## Problem description
Copy every entry exactly, but skip the pictures.

## Input material
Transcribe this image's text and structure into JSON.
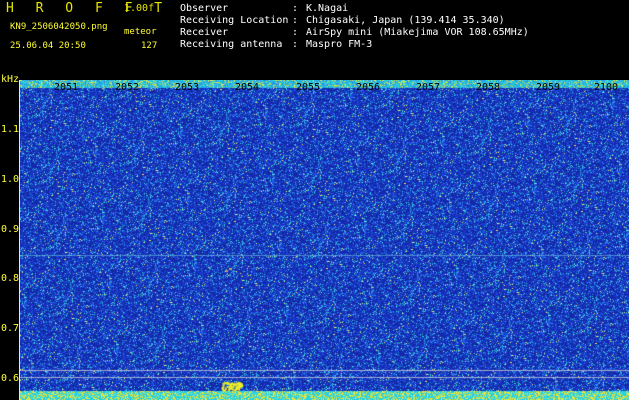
{
  "header": {
    "brand": "H R O F F T",
    "version": "1.00f",
    "filename": "KN9_2506042050.png",
    "mode": "meteor",
    "datetime": "25.06.04 20:50",
    "count": "127"
  },
  "info": [
    {
      "key": "Observer",
      "value": "K.Nagai"
    },
    {
      "key": "Receiving Location",
      "value": "Chigasaki, Japan (139.414 35.340)"
    },
    {
      "key": "Receiver",
      "value": "AirSpy mini (Miakejima VOR 108.65MHz)"
    },
    {
      "key": "Receiving antenna",
      "value": "Maspro FM-3"
    }
  ],
  "axis": {
    "unit": "kHz",
    "y_labels": [
      "1.1",
      "1.0",
      "0.9",
      "0.8",
      "0.7",
      "0.6"
    ],
    "x_labels": [
      "2051",
      "2052",
      "2053",
      "2054",
      "2055",
      "2056",
      "2057",
      "2058",
      "2059",
      "2100"
    ]
  },
  "colors": {
    "background": "#000000",
    "label": "#ffff33",
    "spectrogram_base": "#1a2fa8"
  }
}
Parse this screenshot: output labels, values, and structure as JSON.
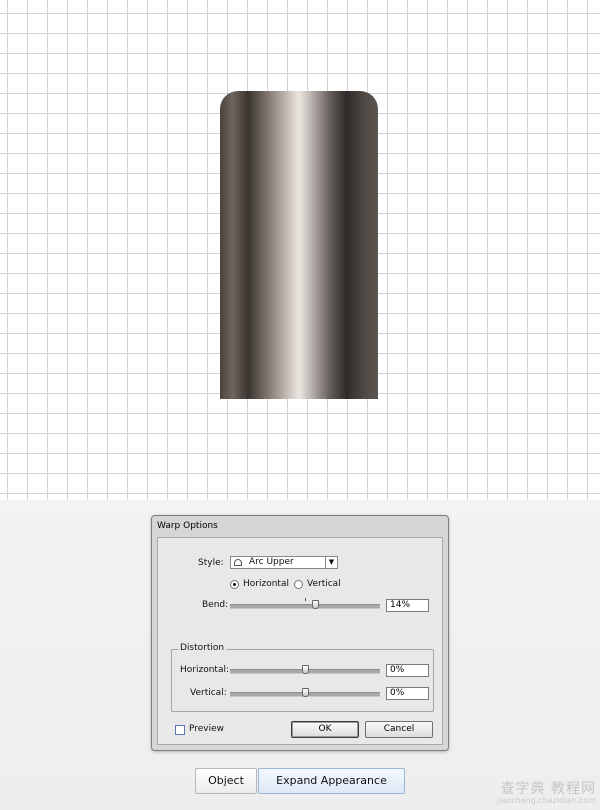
{
  "dialog": {
    "title": "Warp Options",
    "style_label": "Style:",
    "style_value": "Arc Upper",
    "style_icon": "arc-upper-icon",
    "orientation_options": [
      {
        "label": "Horizontal",
        "selected": true
      },
      {
        "label": "Vertical",
        "selected": false
      }
    ],
    "bend_label": "Bend:",
    "bend_value": "14%",
    "distortion_label": "Distortion",
    "horizontal_label": "Horizontal:",
    "horizontal_value": "0%",
    "vertical_label": "Vertical:",
    "vertical_value": "0%",
    "preview_label": "Preview",
    "preview_checked": false,
    "ok_label": "OK",
    "cancel_label": "Cancel"
  },
  "bottom_bar": {
    "object_label": "Object",
    "expand_label": "Expand Appearance"
  },
  "watermark": {
    "main": "查字典 教程网",
    "sub": "jiaocheng.chazidian.com"
  }
}
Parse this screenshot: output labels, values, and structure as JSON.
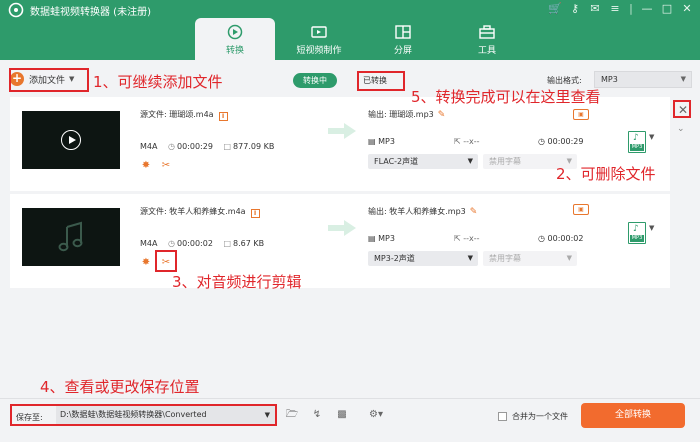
{
  "app": {
    "title": "数据蛙视频转换器 (未注册)",
    "window_icons": [
      "cart-icon",
      "key-icon",
      "feedback-icon",
      "menu-icon",
      "minimize-icon",
      "maximize-icon",
      "close-icon"
    ]
  },
  "tabs": [
    {
      "label": "转换",
      "icon": "convert-icon",
      "active": true
    },
    {
      "label": "短视频制作",
      "icon": "video-maker-icon",
      "active": false
    },
    {
      "label": "分屏",
      "icon": "split-screen-icon",
      "active": false
    },
    {
      "label": "工具",
      "icon": "toolbox-icon",
      "active": false
    }
  ],
  "toolbar": {
    "add_file": "添加文件",
    "converting": "转换中",
    "converted": "已转换",
    "output_format_label": "输出格式:",
    "output_format_value": "MP3"
  },
  "files": [
    {
      "source": "源文件: 珊瑚颂.m4a",
      "format": "M4A",
      "duration": "00:00:29",
      "size": "877.09 KB",
      "output": "输出: 珊瑚颂.mp3",
      "out_format": "MP3",
      "out_resolution": "--x--",
      "out_duration": "00:00:29",
      "audio_track": "FLAC-2声道",
      "subtitle": "禁用字幕",
      "thumb_type": "video"
    },
    {
      "source": "源文件: 牧羊人和养蜂女.m4a",
      "format": "M4A",
      "duration": "00:00:02",
      "size": "8.67 KB",
      "output": "输出: 牧羊人和养蜂女.mp3",
      "out_format": "MP3",
      "out_resolution": "--x--",
      "out_duration": "00:00:02",
      "audio_track": "MP3-2声道",
      "subtitle": "禁用字幕",
      "thumb_type": "audio"
    }
  ],
  "badge": {
    "label": "MP3"
  },
  "bottom": {
    "save_to": "保存至:",
    "save_path": "D:\\数据蛙\\数据蛙视频转换器\\Converted",
    "merge": "合并为一个文件",
    "convert_all": "全部转换"
  },
  "annotations": {
    "a1": "1、可继续添加文件",
    "a2": "2、可删除文件",
    "a3": "3、对音频进行剪辑",
    "a4": "4、查看或更改保存位置",
    "a5": "5、转换完成可以在这里查看"
  },
  "colors": {
    "accent": "#2e9b6b",
    "orange": "#f26b2e",
    "annotation": "#e0262b"
  }
}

## Response box
Transcribe this image's text and structure into JSON.
{
  "header": {
    "brand": "H R O F F T",
    "version": "1.00f",
    "filename": "KN9_2506042050.png",
    "mode": "meteor",
    "datetime": "25.06.04 20:50",
    "count": "127"
  },
  "info": [
    {
      "key": "Observer",
      "value": "K.Nagai"
    },
    {
      "key": "Receiving Location",
      "value": "Chigasaki, Japan (139.414 35.340)"
    },
    {
      "key": "Receiver",
      "value": "AirSpy mini (Miakejima VOR 108.65MHz)"
    },
    {
      "key": "Receiving antenna",
      "value": "Maspro FM-3"
    }
  ],
  "axis": {
    "unit": "kHz",
    "y_labels": [
      "1.1",
      "1.0",
      "0.9",
      "0.8",
      "0.7",
      "0.6"
    ],
    "x_labels": [
      "2051",
      "2052",
      "2053",
      "2054",
      "2055",
      "2056",
      "2057",
      "2058",
      "2059",
      "2100"
    ]
  },
  "colors": {
    "background": "#000000",
    "label": "#ffff33",
    "spectrogram_base": "#1a2fa8"
  }
}
Parse this screenshot: output labels, values, and structure as JSON.
{
  "dialog": {
    "title": "Warp Options",
    "style_label": "Style:",
    "style_value": "Arc Upper",
    "style_icon": "arc-upper-icon",
    "orientation_options": [
      {
        "label": "Horizontal",
        "selected": true
      },
      {
        "label": "Vertical",
        "selected": false
      }
    ],
    "bend_label": "Bend:",
    "bend_value": "14%",
    "distortion_label": "Distortion",
    "horizontal_label": "Horizontal:",
    "horizontal_value": "0%",
    "vertical_label": "Vertical:",
    "vertical_value": "0%",
    "preview_label": "Preview",
    "preview_checked": false,
    "ok_label": "OK",
    "cancel_label": "Cancel"
  },
  "bottom_bar": {
    "object_label": "Object",
    "expand_label": "Expand Appearance"
  },
  "watermark": {
    "main": "查字典 教程网",
    "sub": "jiaocheng.chazidian.com"
  }
}
Parse this screenshot: output labels, values, and structure as JSON.
{
  "app": {
    "title": "数据蛙视频转换器 (未注册)",
    "window_icons": [
      "cart-icon",
      "key-icon",
      "feedback-icon",
      "menu-icon",
      "minimize-icon",
      "maximize-icon",
      "close-icon"
    ]
  },
  "tabs": [
    {
      "label": "转换",
      "icon": "convert-icon",
      "active": true
    },
    {
      "label": "短视频制作",
      "icon": "video-maker-icon",
      "active": false
    },
    {
      "label": "分屏",
      "icon": "split-screen-icon",
      "active": false
    },
    {
      "label": "工具",
      "icon": "toolbox-icon",
      "active": false
    }
  ],
  "toolbar": {
    "add_file": "添加文件",
    "converting": "转换中",
    "converted": "已转换",
    "output_format_label": "输出格式:",
    "output_format_value": "MP3"
  },
  "files": [
    {
      "source": "源文件: 珊瑚颂.m4a",
      "format": "M4A",
      "duration": "00:00:29",
      "size": "877.09 KB",
      "output": "输出: 珊瑚颂.mp3",
      "out_format": "MP3",
      "out_resolution": "--x--",
      "out_duration": "00:00:29",
      "audio_track": "FLAC-2声道",
      "subtitle": "禁用字幕",
      "thumb_type": "video"
    },
    {
      "source": "源文件: 牧羊人和养蜂女.m4a",
      "format": "M4A",
      "duration": "00:00:02",
      "size": "8.67 KB",
      "output": "输出: 牧羊人和养蜂女.mp3",
      "out_format": "MP3",
      "out_resolution": "--x--",
      "out_duration": "00:00:02",
      "audio_track": "MP3-2声道",
      "subtitle": "禁用字幕",
      "thumb_type": "audio"
    }
  ],
  "badge": {
    "label": "MP3"
  },
  "bottom": {
    "save_to": "保存至:",
    "save_path": "D:\\数据蛙\\数据蛙视频转换器\\Converted",
    "merge": "合并为一个文件",
    "convert_all": "全部转换"
  },
  "annotations": {
    "a1": "1、可继续添加文件",
    "a2": "2、可删除文件",
    "a3": "3、对音频进行剪辑",
    "a4": "4、查看或更改保存位置",
    "a5": "5、转换完成可以在这里查看"
  },
  "colors": {
    "accent": "#2e9b6b",
    "orange": "#f26b2e",
    "annotation": "#e0262b"
  }
}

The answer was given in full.